Grass Roots Recycling Network
Fri, 22 Jan 1999 16:22:51 -0500


Date: June 18,1996

Contact: Neil Seldman (202) 232-4108


Newport Beach, CA: The Grassroots Recycling Network (The Network), a
coalition of environmentalists and recyclers from several major organizations
and businesses, wants the federal government to commit to increased recycling
and waste reduction. Yesterday, EPA official Elliot Laws, announced at the
CRRA (California Resource Recovery Association) Conference, that the federal
government was raising the 25% recycling goal to 35% by 2005. "The Network
applauds this recognition of recent accomplishments, but in a way, it i too
little, too long. Zero waste by 2010 is the more appropriate goal and the
government needs to set a far more aggressive agenda to meet that goal," said
Stephen Suess, Network member.

The Network praised the efforts of the federal government, recyclers,
business, and concerned citizens who helped to create the recycling industry
and reduce waste. "Hundreds of thousands of jobs and new companies have been
formed in the recycling sector", said Neil Seldman, Network member. New
technology, government rules, and regulations, have forced traditional
business to become more efficient, competitive, and profitable. Voluntary
efforts have lead the way in the massive recycling campaign, but the Network
believes that it will not meet the increasing demands of market deficiencies
and environmental protection.

The Network advocates the following changes in federal law and policy:

1. End welfare for "wasting" by eliminating subsidies and tax breaks from
waste disposal facilities as well as industries that use virgin materials,
including timber, petroleum, and mining industries. The Mining Act of 1872
is a particularly appalling example. (Contact Ron Schweitzer at (714)

2. Institute a national program to achieve ZERO WASTE by the year 2010,
through recycling, reuse, and reduction programs, using financial incentives
and government mandate, where necessary. (Contact Rick Anthony at

Prohibit the import and export of waste across US state borders and give
states the right to control or ban out-of-state waste. Strip disposal (i.e.,
waste destined for landfills or incinerators), of its protection under the
Commerce Clause of the US Constitution as a "commodity", by amending the
Interstate Commerce Act. The proposed out-of-state waste legislation does
not provide adequate controls and could lead to more hazardous and toxic
waste flooding into US landfills and incinerators. (Contact Lynn Landes at
(215) 493-1070.)

Use more accurate and appropriate data collection and analysis.
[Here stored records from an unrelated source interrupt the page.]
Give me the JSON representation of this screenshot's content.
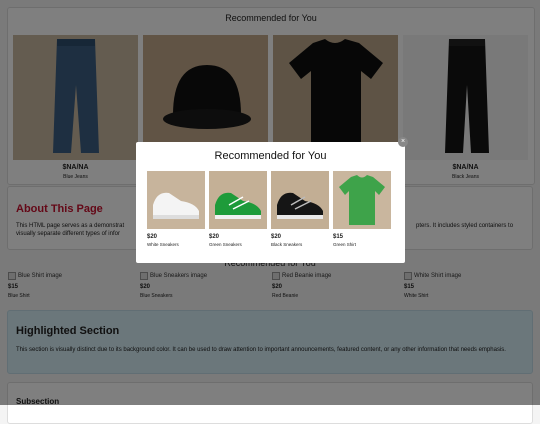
{
  "background": {
    "section_title": "Recommended for You",
    "products": [
      {
        "price": "$NA/NA",
        "name": "Blue Jeans",
        "icon": "jeans-icon"
      },
      {
        "price": "",
        "name": "",
        "icon": "cap-icon"
      },
      {
        "price": "",
        "name": "",
        "icon": "tshirt-icon"
      },
      {
        "price": "$NA/NA",
        "name": "Black Jeans",
        "icon": "jeans-icon"
      }
    ],
    "about": {
      "title": "About This Page",
      "text_left": "This HTML page serves as a demonstrat",
      "text_left2": "visually separate different types of infor",
      "text_right": "pters. It includes styled containers to"
    },
    "section2_title": "Recommended for You",
    "image_cards": [
      {
        "alt": "Blue Shirt image",
        "price": "$15",
        "name": "Blue Shirt"
      },
      {
        "alt": "Blue Sneakers image",
        "price": "$20",
        "name": "Blue Sneakers"
      },
      {
        "alt": "Red Beanie image",
        "price": "$20",
        "name": "Red Beanie"
      },
      {
        "alt": "White Shirt image",
        "price": "$15",
        "name": "White Shirt"
      }
    ],
    "highlight": {
      "title": "Highlighted Section",
      "text": "This section is visually distinct due to its background color. It can be used to draw attention to important announcements, featured content, or any other information that needs emphasis."
    },
    "subsection": {
      "title": "Subsection"
    }
  },
  "modal": {
    "title": "Recommended for You",
    "close_label": "×",
    "products": [
      {
        "price": "$20",
        "name": "White Sneakers",
        "icon": "sneaker-icon"
      },
      {
        "price": "$20",
        "name": "Green Sneakers",
        "icon": "sneaker-icon"
      },
      {
        "price": "$20",
        "name": "Black Sneakers",
        "icon": "sneaker-icon"
      },
      {
        "price": "$15",
        "name": "Green Shirt",
        "icon": "tshirt-icon"
      }
    ]
  },
  "colors": {
    "accent_red": "#c8102e",
    "highlight_bg": "#d6eef7",
    "overlay": "rgba(0,0,0,0.5)"
  }
}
The Network
proposes avoiding the use of recycling estimates, in favor of hard numbers
for waste disposal, import, and export data, in order to compute waste
generation and waste disposal results. (Contact Bill Sheehan at

3. Create jobs, not waste, by aggressive economic development and incentive
programs. (Contact Neil Seldman at (202) 232-4108.)


To join or find out more about the Grass Roots Recycling Network and our
future plans, including being a part of this Falls "Jut Say Yes to the
Environment" campaign, and our upcoming "Setting the agenda for the next
millennium" conference, please contact Stephen Suess at